In the listing below, every line with the word "favicon" needs to be copied.

--------------------------------

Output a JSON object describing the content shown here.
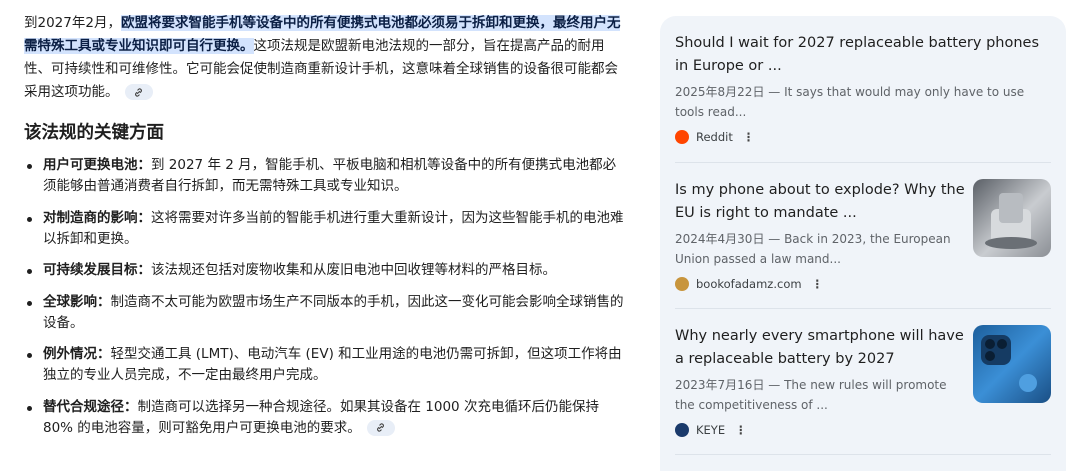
{
  "main": {
    "intro_prefix": "到2027年2月，",
    "intro_highlight": "欧盟将要求智能手机等设备中的所有便携式电池都必须易于拆卸和更换，最终用户无需特殊工具或专业知识即可自行更换。",
    "intro_rest": "这项法规是欧盟新电池法规的一部分，旨在提高产品的耐用性、可持续性和可维修性。它可能会促使制造商重新设计手机，这意味着全球销售的设备很可能都会采用这项功能。",
    "section_heading": "该法规的关键方面",
    "points": [
      {
        "term": "用户可更换电池：",
        "text": "到 2027 年 2 月，智能手机、平板电脑和相机等设备中的所有便携式电池都必须能够由普通消费者自行拆卸，而无需特殊工具或专业知识。"
      },
      {
        "term": "对制造商的影响：",
        "text": "这将需要对许多当前的智能手机进行重大重新设计，因为这些智能手机的电池难以拆卸和更换。"
      },
      {
        "term": "可持续发展目标：",
        "text": "该法规还包括对废物收集和从废旧电池中回收锂等材料的严格目标。"
      },
      {
        "term": "全球影响：",
        "text": "制造商不太可能为欧盟市场生产不同版本的手机，因此这一变化可能会影响全球销售的设备。"
      },
      {
        "term": "例外情况：",
        "text": "轻型交通工具 (LMT)、电动汽车 (EV) 和工业用途的电池仍需可拆卸，但这项工作将由独立的专业人员完成，不一定由最终用户完成。"
      },
      {
        "term": "替代合规途径：",
        "text": "制造商可以选择另一种合规途径。如果其设备在 1000 次充电循环后仍能保持 80% 的电池容量，则可豁免用户可更换电池的要求。"
      }
    ]
  },
  "sources": [
    {
      "title": "Should I wait for 2027 replaceable battery phones in Europe or ...",
      "snippet": "2025年8月22日 — It says that would may only have to use tools read...",
      "site": "Reddit",
      "favicon": "reddit-icon",
      "color": "#ff4500"
    },
    {
      "title": "Is my phone about to explode? Why the EU is right to mandate ...",
      "snippet": "2024年4月30日 — Back in 2023, the European Union passed a law mand...",
      "site": "bookofadamz.com",
      "favicon": "avatar-icon",
      "color": "#8a6d3b"
    },
    {
      "title": "Why nearly every smartphone will have a replaceable battery by 2027",
      "snippet": "2023年7月16日 — The new rules will promote the competitiveness of ...",
      "site": "KEYE",
      "favicon": "keye-icon",
      "color": "#1a3a6b"
    }
  ],
  "more_icon": "⋮"
}
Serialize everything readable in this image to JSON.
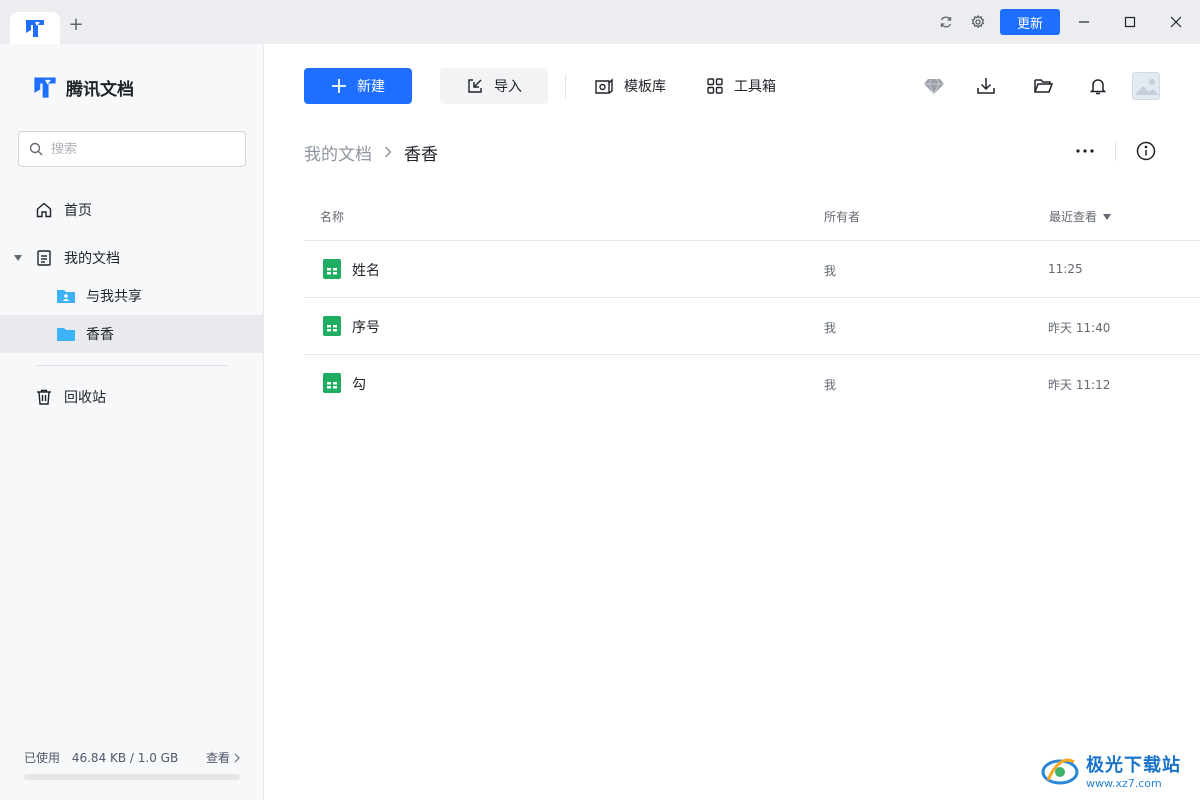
{
  "titlebar": {
    "add_tab": "+",
    "update_label": "更新",
    "icons": [
      "tencent-docs-logo",
      "refresh-icon",
      "settings-icon",
      "minimize-icon",
      "maximize-icon",
      "close-icon"
    ]
  },
  "sidebar": {
    "brand": "腾讯文档",
    "search_placeholder": "搜索",
    "items": [
      {
        "label": "首页",
        "icon": "home-icon"
      },
      {
        "label": "我的文档",
        "icon": "document-icon"
      },
      {
        "label": "与我共享",
        "icon": "shared-folder-icon"
      },
      {
        "label": "香香",
        "icon": "folder-icon"
      },
      {
        "label": "回收站",
        "icon": "trash-icon"
      }
    ],
    "selected_item": "香香",
    "storage": {
      "used_label": "已使用",
      "used_value": "46.84 KB / 1.0 GB",
      "view_label": "查看",
      "used_fraction": 5e-05
    }
  },
  "toolbar": {
    "new_label": "新建",
    "import_label": "导入",
    "template_label": "模板库",
    "toolbox_label": "工具箱",
    "right_icons": [
      "diamond-icon",
      "download-icon",
      "folder-open-icon",
      "bell-icon",
      "avatar"
    ]
  },
  "breadcrumb": {
    "root": "我的文档",
    "separator": ">",
    "current": "香香"
  },
  "table": {
    "columns": [
      "名称",
      "所有者",
      "最近查看"
    ],
    "rows": [
      {
        "name": "姓名",
        "owner": "我",
        "time": "11:25",
        "icon": "sheet-icon"
      },
      {
        "name": "序号",
        "owner": "我",
        "time": "昨天 11:40",
        "icon": "sheet-icon"
      },
      {
        "name": "勾",
        "owner": "我",
        "time": "昨天 11:12",
        "icon": "sheet-icon"
      }
    ]
  },
  "watermark": {
    "title": "极光下载站",
    "url": "www.xz7.com"
  },
  "colors": {
    "accent": "#1e6fff",
    "sheet_green": "#1fad62",
    "folder_blue": "#3db3f5"
  }
}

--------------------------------

Task output
      "favicon": "reddit-icon",
      "favicon": "avatar-icon",
      "favicon": "keye-icon",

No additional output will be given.